Hydrowonk gratefully received an invitation to attend the Salton Sea Tour sponsored by the Water Education Foundation on March 16th, the day the Natural Resources Agency released a 10-Year Plan for habitat and dust suppression projects in the Salton Sea. The tour was hosted by Assemblyman Eduardo Garcia, State Senator Ben Hueso and Resources Secretary John Laird. After assembling at the Imperial County Airport, the entourage went to two venues.
Why Field Visits are Always a Good Idea
The first stop was the Red Hill Marina. Presentations included the observation that, in 2004, the Salton Sea shoreline was where tents were installed for a brown bag lunch. I looked west to find the Salton Sea shoreline miles away. I was stunned at the decline in the Salton Sea elevation with the attendant increase in the amount of exposed playa laced with residues of toxic/unhealthful chemicals and organics.
In my last post, I wrote about how long-suffering California is having a good start to the water year as weather patterns have changed and so far, ample rainfall has fallen across the Golden State. A series of powerful storms this weekend and continuing this week has already caused flooding and widespread damage across parts of California. In Sacramento, Monday marked the first time in ten years that officials opened the Sacramento Weir to divert floodwaters to the Yolo Bypass and prevent further damage downstream. Strong winds also toppled the iconic Pioneer Cabin Tree, a hollowed-out sequoia large enough for cars to drive through. Further “atmospheric river” storms are expected to hit across the state as the week continues.

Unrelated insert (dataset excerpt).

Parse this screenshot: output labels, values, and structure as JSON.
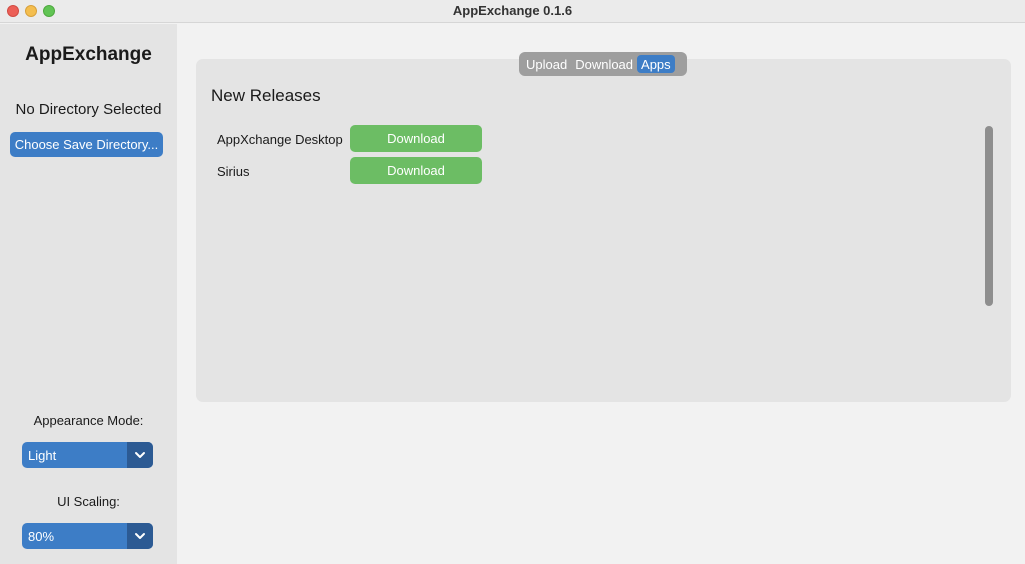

What a difference a year makes. In a series of posts that I authored in late 2015 and early 2016, I wrote about how the potential “Godzilla” El Niño had the possibility to wipe out at least some of the drought conditions, provided that the drought-relieving storms tracked in a direction that would hit California. Unfortunately for California, the “drought-busting” rains did not come to alleviate the drought. Instead, atmospheric conditions pushed storms largely to the north, providing a deluge to Washington, Oregon and British Columbia. In fact, Seattle recorded the wettest period from October 1 to March 1 on record, receiving 38.22 inches of rain during that time. Parts of northern California received decent amounts of rainfall, but the majority of the Central Valley and southern California remained dry. However, since then, weather patterns have changed in a way that may favor a wetter winter for California. Continue reading
We witnessed an amazing turn of events over the last week. At the time of publishing my Hydrowonk post last week, virtually every major poll had Hillary Clinton winning the presidency, some by a wide margin. Polls from major media groups, such as The Los Angeles Times for example, assumed that Clinton would win 352 electoral votes. Other polls projected that the Democrats had a very good chance of retaking the Senate. Instead, Donald Trump secured 290 electoral votes (at the time of publishing this post, Michigan still has not certified the final presidential results) by sweeping key swing states in the Midwest and flipping traditionally blue states such as Pennsylvania and Wisconsin. The Harvard Business Review argues that relying on telephone calls to get accurate polling data is an outdated and inaccurate system now that most phones have caller ID, thus making it more likely that people will not pick up the phone for a pollster. Further, polls can tell you who a person may vote for, but it cannot guarantee that the person will make it to the polls on Election Day. But regardless of the causes for the very wrong polling data, Donald Trump now begins his transition as President-elect while retaining majorities in both the House and Senate. Continue reading